U.S. District Court, Northern District of New York
Nash v. Village of Endicott
Background: The plaintiff, Lester Nash, is now incarcerated and was arrested twice by officers of the Village of Endicott Police Department in the fall of 2005 for charges involving violations of the state Vehicle and Traffic Law, drug violations and endangering the welfare of a child. The plaintiff brought action under 42 U.S.C. §1983, arguing the defendants, all police officers employed by the Village of Endicott, executed his arrests in violation of the First, Fourth, Fifth and 14th Amendments to the U.S. Constitution and Article 1 §§6, 8 11 and 12 of the state Constitution.
The plaintiff asserts he was arrested because of his race and searched unlawfully searched, that his vehicle was seized unlawfully, that he was detained without probable cause, that he is a victim of abuse of process, that the defendants conspired to violate his rights, that he was arrested falsely, prosecuted maliciously and was retaliated against. The defendants moved for summary judgment.
In 2005, the plaintiff was stopped by police because the headlights on his car were off after sunset. After charging the plaintiff with traffic offenses for unlicensed operation, the officer advised Nash that an inventory of the vehicle’s contents would be made at the impound lot. The plaintiff was asked whether he wanted to retrieve anything from the vehicle before it was towed. Nash indicated he did not, but appeared at that point “to become nervous.” Officer Smith then asked Nash whether anything dangerous or illegal was in the vehicle, to which Mr. Nash replied, in sum and substance, that a lot of marijuana was between the center console and the driver’s seat.
Another officer who was assisting found a white rock substance, prompting Officer Smith to ask Nash whether it was cocaine, to which Nash replied “Yes.” As a result of the traffic stop, Nash was cited for violations of the Vehicle and Traffic Law as well as state Penal Law §§220.16 and 221.05 concerning crack cocaine and marijuana.

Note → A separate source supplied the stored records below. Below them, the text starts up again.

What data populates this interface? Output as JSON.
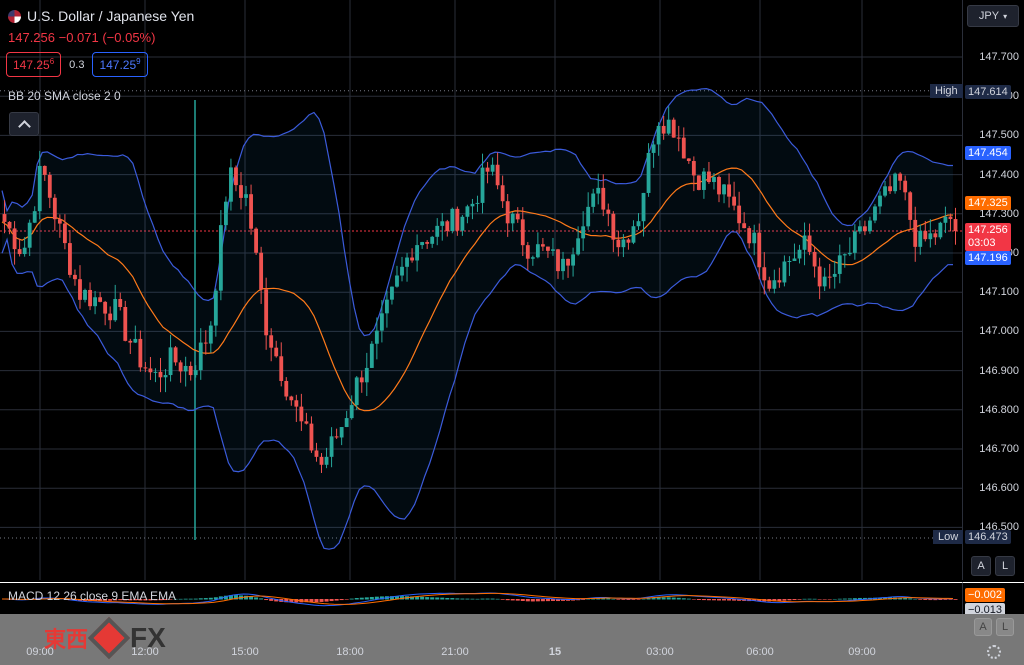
{
  "header": {
    "symbol_title": "U.S. Dollar / Japanese Yen",
    "price_line": "147.256 −0.071 (−0.05%)",
    "bid_main": "147.25",
    "bid_sup": "6",
    "spread": "0.3",
    "ask_main": "147.25",
    "ask_sup": "9",
    "indicator_label": "BB 20 SMA close 2 0",
    "collapse_icon": "chevron-up-icon"
  },
  "axis": {
    "currency": "JPY",
    "ticks": [
      "147.700",
      "147.600",
      "147.500",
      "147.400",
      "147.300",
      "147.200",
      "147.100",
      "147.000",
      "146.900",
      "146.800",
      "146.700",
      "146.600",
      "146.500"
    ],
    "high_label": "High",
    "high_value": "147.614",
    "low_label": "Low",
    "low_value": "146.473",
    "upper_band": "147.454",
    "basis": "147.325",
    "last_price": "147.256",
    "countdown": "03:03",
    "lower_band": "147.196",
    "scale_auto": "A",
    "scale_log": "L"
  },
  "macd": {
    "label": "MACD 12 26 close 9 EMA EMA",
    "value1": "−0.002",
    "value2": "−0.013",
    "scale_auto": "A",
    "scale_log": "L"
  },
  "time_axis": {
    "labels": [
      "09:00",
      "12:00",
      "15:00",
      "18:00",
      "21:00",
      "15",
      "03:00",
      "06:00",
      "09:00"
    ]
  },
  "watermark": {
    "cn": "東西",
    "fx": "FX"
  },
  "colors": {
    "up": "#26a69a",
    "down": "#ef5350",
    "band": "#3b5bdb",
    "basis": "#ff7a1a",
    "last": "#f23645"
  },
  "chart_data": {
    "type": "candlestick",
    "title": "U.S. Dollar / Japanese Yen",
    "ylim": [
      146.45,
      147.76
    ],
    "session_high": 147.614,
    "session_low": 146.473,
    "last": 147.256,
    "bollinger": {
      "period": 20,
      "upper_last": 147.454,
      "basis_last": 147.325,
      "lower_last": 147.196
    },
    "close_path": [
      147.28,
      147.2,
      147.42,
      147.25,
      147.1,
      147.08,
      147.05,
      146.95,
      146.88,
      146.93,
      146.9,
      147.0,
      147.4,
      147.34,
      147.02,
      146.88,
      146.75,
      146.66,
      146.75,
      146.88,
      146.98,
      147.12,
      147.23,
      147.25,
      147.28,
      147.32,
      147.42,
      147.3,
      147.22,
      147.2,
      147.16,
      147.3,
      147.35,
      147.22,
      147.3,
      147.55,
      147.52,
      147.4,
      147.38,
      147.32,
      147.25,
      147.13,
      147.18,
      147.22,
      147.11,
      147.18,
      147.25,
      147.33,
      147.38,
      147.22,
      147.25,
      147.3
    ]
  }
}
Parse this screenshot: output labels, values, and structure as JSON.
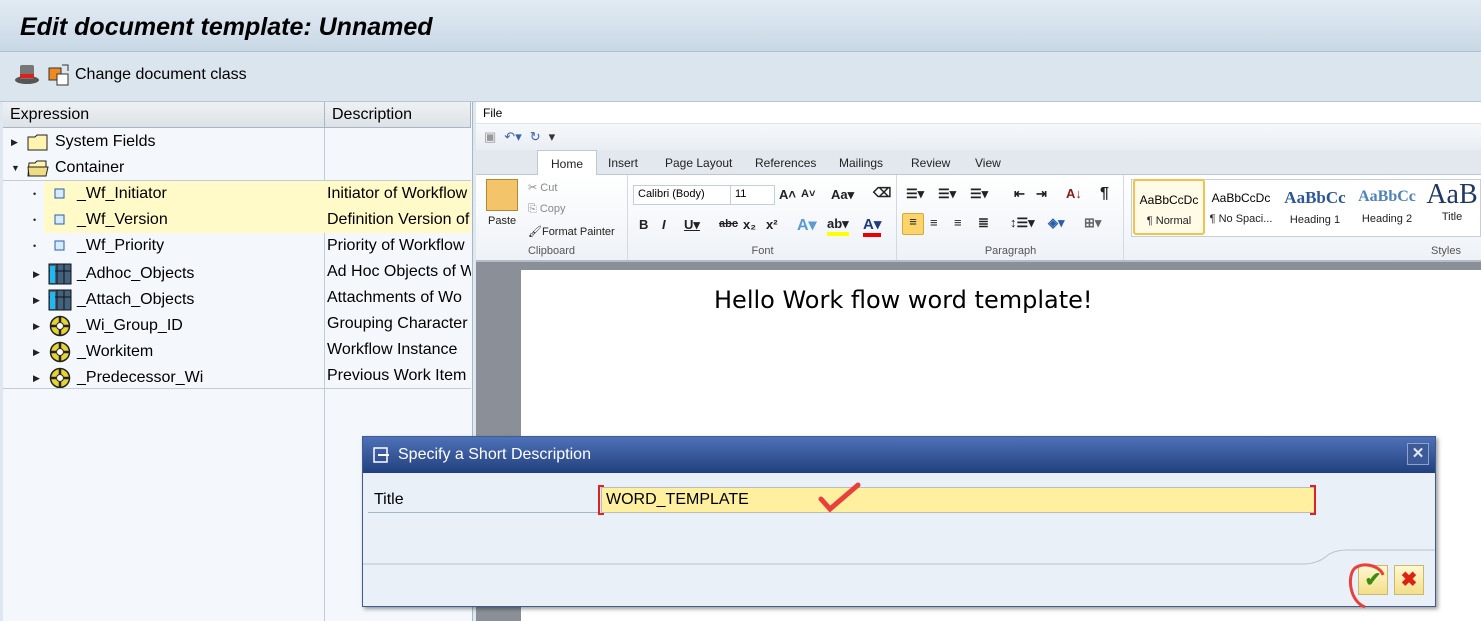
{
  "window": {
    "title": "Edit document template: Unnamed"
  },
  "toolbar": {
    "change_class_label": "Change document class"
  },
  "tree": {
    "columns": [
      "Expression",
      "Description"
    ],
    "rows": [
      {
        "expression": "System Fields",
        "description": "",
        "icon": "folder-icon",
        "toggle": "collapsed",
        "highlight": false
      },
      {
        "expression": "Container",
        "description": "",
        "icon": "folder-open-icon",
        "toggle": "expanded",
        "highlight": false
      },
      {
        "expression": "_Wf_Initiator",
        "description": "Initiator of Workflow",
        "icon": "element-icon",
        "toggle": "leaf",
        "highlight": true
      },
      {
        "expression": "_Wf_Version",
        "description": "Definition Version of",
        "icon": "element-icon",
        "toggle": "leaf",
        "highlight": true
      },
      {
        "expression": "_Wf_Priority",
        "description": "Priority of Workflow",
        "icon": "element-icon",
        "toggle": "leaf",
        "highlight": false
      },
      {
        "expression": "_Adhoc_Objects",
        "description": "Ad Hoc Objects of W",
        "icon": "table-icon",
        "toggle": "collapsed",
        "highlight": false
      },
      {
        "expression": "_Attach_Objects",
        "description": "Attachments of Wo",
        "icon": "table-icon",
        "toggle": "collapsed",
        "highlight": false
      },
      {
        "expression": "_Wi_Group_ID",
        "description": "Grouping Character",
        "icon": "object-icon",
        "toggle": "collapsed",
        "highlight": false
      },
      {
        "expression": "_Workitem",
        "description": "Workflow Instance",
        "icon": "object-icon",
        "toggle": "collapsed",
        "highlight": false
      },
      {
        "expression": "_Predecessor_Wi",
        "description": "Previous Work Item",
        "icon": "object-icon",
        "toggle": "collapsed",
        "highlight": false
      }
    ]
  },
  "word": {
    "file_tab": "File",
    "tabs": [
      "Home",
      "Insert",
      "Page Layout",
      "References",
      "Mailings",
      "Review",
      "View"
    ],
    "clipboard": {
      "paste": "Paste",
      "cut": "Cut",
      "copy": "Copy",
      "format_painter": "Format Painter",
      "label": "Clipboard"
    },
    "font": {
      "name": "Calibri (Body)",
      "size": "11",
      "label": "Font"
    },
    "paragraph": {
      "label": "Paragraph"
    },
    "styles": {
      "label": "Styles",
      "items": [
        {
          "preview": "AaBbCcDc",
          "name": "¶ Normal"
        },
        {
          "preview": "AaBbCcDc",
          "name": "¶ No Spaci..."
        },
        {
          "preview": "AaBbCc",
          "name": "Heading 1"
        },
        {
          "preview": "AaBbCc",
          "name": "Heading 2"
        },
        {
          "preview": "AaB",
          "name": "Title"
        }
      ]
    },
    "document_text": "Hello Work flow word template!"
  },
  "dialog": {
    "title": "Specify a Short Description",
    "field_label": "Title",
    "field_value": "WORD_TEMPLATE",
    "ok_symbol": "✔",
    "cancel_symbol": "✖",
    "close_symbol": "✕"
  },
  "colors": {
    "accent": "#22407e",
    "highlight": "#fffac8",
    "annotation": "#e8413c"
  }
}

Ruling: Since the plaintiff failed to oppose the defendants’ motion and the mere allegation of race discrimination in his complaint is not sufficient to defeat the defendant’s motion for summary judgment, his claim for alleged race discrimination by Officer Smith must be dismissed. The court finds the “municipal policy” claim does not meet the criteria because Nash does not establish any incidents of substantive fact outside of his arrest and prosecution to demonstrate a municipal policy or custom of racial profiling that resulted in alleged constitutional violations.

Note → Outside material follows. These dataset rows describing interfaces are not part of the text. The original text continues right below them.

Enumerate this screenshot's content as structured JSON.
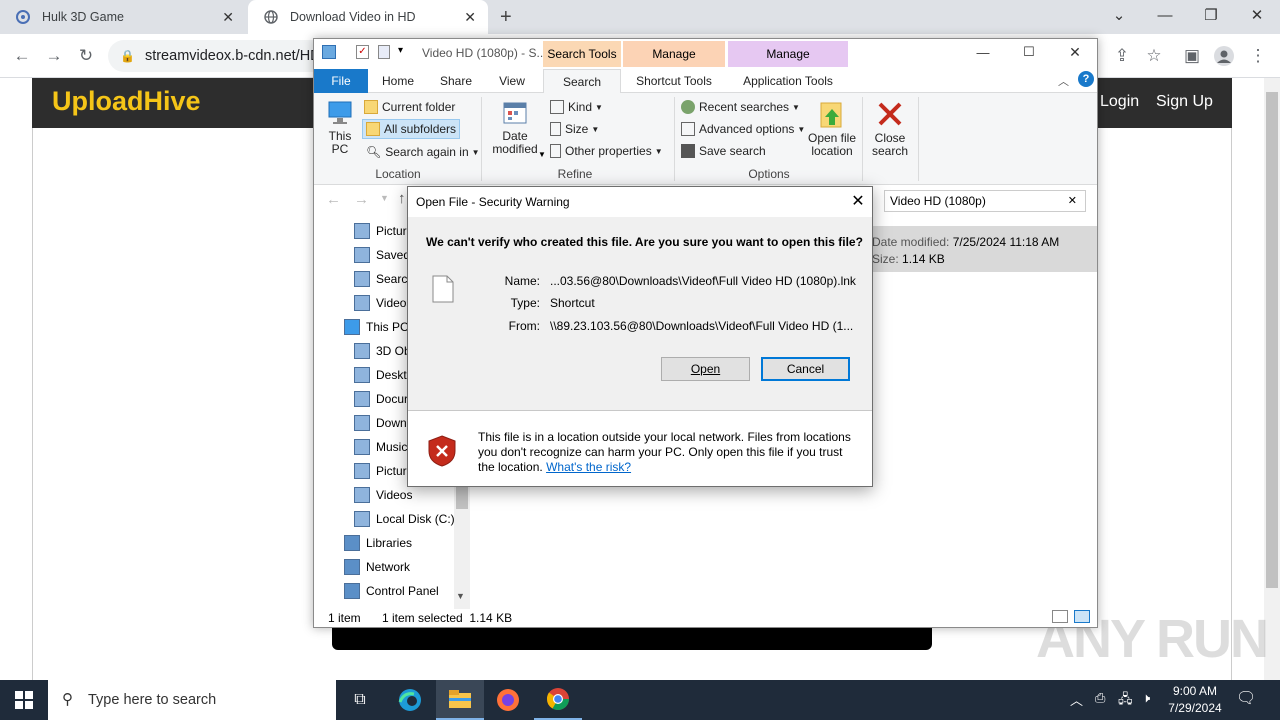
{
  "browser": {
    "tabs": [
      {
        "title": "Hulk 3D Game"
      },
      {
        "title": "Download Video in HD"
      }
    ],
    "url": "streamvideox.b-cdn.net/HD-"
  },
  "site": {
    "logo": "UploadHive",
    "login": "Login",
    "signup": "Sign Up",
    "watermark": "ANY RUN"
  },
  "explorer": {
    "window_title": "Video HD (1080p) - S...",
    "context_headers": [
      "Search Tools",
      "Manage",
      "Manage"
    ],
    "tabs": [
      "File",
      "Home",
      "Share",
      "View",
      "Search",
      "Shortcut Tools",
      "Application Tools"
    ],
    "ribbon": {
      "this_pc": "This\nPC",
      "current_folder": "Current folder",
      "all_subfolders": "All subfolders",
      "search_again": "Search again in",
      "location_label": "Location",
      "date_modified": "Date\nmodified",
      "kind": "Kind",
      "size": "Size",
      "other_properties": "Other properties",
      "refine_label": "Refine",
      "recent_searches": "Recent searches",
      "advanced_options": "Advanced options",
      "save_search": "Save search",
      "open_file_location": "Open file\nlocation",
      "close_search": "Close\nsearch",
      "options_label": "Options"
    },
    "search_value": "Video HD (1080p)",
    "details": {
      "date_modified_label": "Date modified:",
      "date_modified": "7/25/2024 11:18 AM",
      "size_label": "Size:",
      "size": "1.14 KB"
    },
    "nav": [
      {
        "label": "Pictur",
        "icon": "pictures-icon"
      },
      {
        "label": "Saved",
        "icon": "saved-icon"
      },
      {
        "label": "Search",
        "icon": "search-icon"
      },
      {
        "label": "Videos",
        "icon": "videos-icon"
      },
      {
        "label": "This PC",
        "icon": "pc-icon"
      },
      {
        "label": "3D Ob",
        "icon": "3d-objects-icon"
      },
      {
        "label": "Deskto",
        "icon": "desktop-icon"
      },
      {
        "label": "Docur",
        "icon": "documents-icon"
      },
      {
        "label": "Downl",
        "icon": "downloads-icon"
      },
      {
        "label": "Music",
        "icon": "music-icon"
      },
      {
        "label": "Pictur",
        "icon": "pictures-icon"
      },
      {
        "label": "Videos",
        "icon": "videos-icon"
      },
      {
        "label": "Local Disk (C:)",
        "icon": "disk-icon"
      },
      {
        "label": "Libraries",
        "icon": "libraries-icon"
      },
      {
        "label": "Network",
        "icon": "network-icon"
      },
      {
        "label": "Control Panel",
        "icon": "control-panel-icon"
      }
    ],
    "status_items": "1 item",
    "status_selected": "1 item selected  1.14 KB"
  },
  "dialog": {
    "title": "Open File - Security Warning",
    "question": "We can't verify who created this file. Are you sure you want to open this file?",
    "name_label": "Name:",
    "name_value": "...03.56@80\\Downloads\\Videof\\Full Video HD (1080p).lnk",
    "type_label": "Type:",
    "type_value": "Shortcut",
    "from_label": "From:",
    "from_value": "\\\\89.23.103.56@80\\Downloads\\Videof\\Full Video HD (1...",
    "open_button": "Open",
    "cancel_button": "Cancel",
    "warning_text": "This file is in a location outside your local network. Files from locations you don't recognize can harm your PC. Only open this file if you trust the location.",
    "risk_link": "What's the risk?"
  },
  "taskbar": {
    "search_placeholder": "Type here to search",
    "time": "9:00 AM",
    "date": "7/29/2024"
  },
  "colors": {
    "accent_blue": "#1979ca",
    "logo_yellow": "#f5c518",
    "search_tools_ctx": "#fbd8b4",
    "manage_orange": "#fcd3b5",
    "manage_purple": "#e6c8f2"
  }
}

The plaintiff’s claim of an alleged illegal search is belied by the fact that he provided the officers with probable cause to search his vehicle by admitting there was a large quantity of marijuana inside, prior to Officer Quinn’s impound inventory. The only cause of action that survives is Nash’s claim of abuse of process and false arrest. When police searched the plaintiff’s home, a quantity of drugs divided into individual packets, consistent with intent to sell, was found. The court observes that those police reports were unsworn, however, and not in admissible form. Defendant Kaminsky submitted an affidavit in support of the search warrant application, which indicated the plaintiff’s girlfriend, Nikeya Elliot, had been involved in a number of controlled drug buys involving the state police and the Johnson City Police Department. No allegation was made that there was an intent to sell as opposed to mere possession, however. The motion for summary judgment dismissing that cause of action is denied.
Lester Nash, pro se; M. Randolph Belkin for the Endicott municipal defendants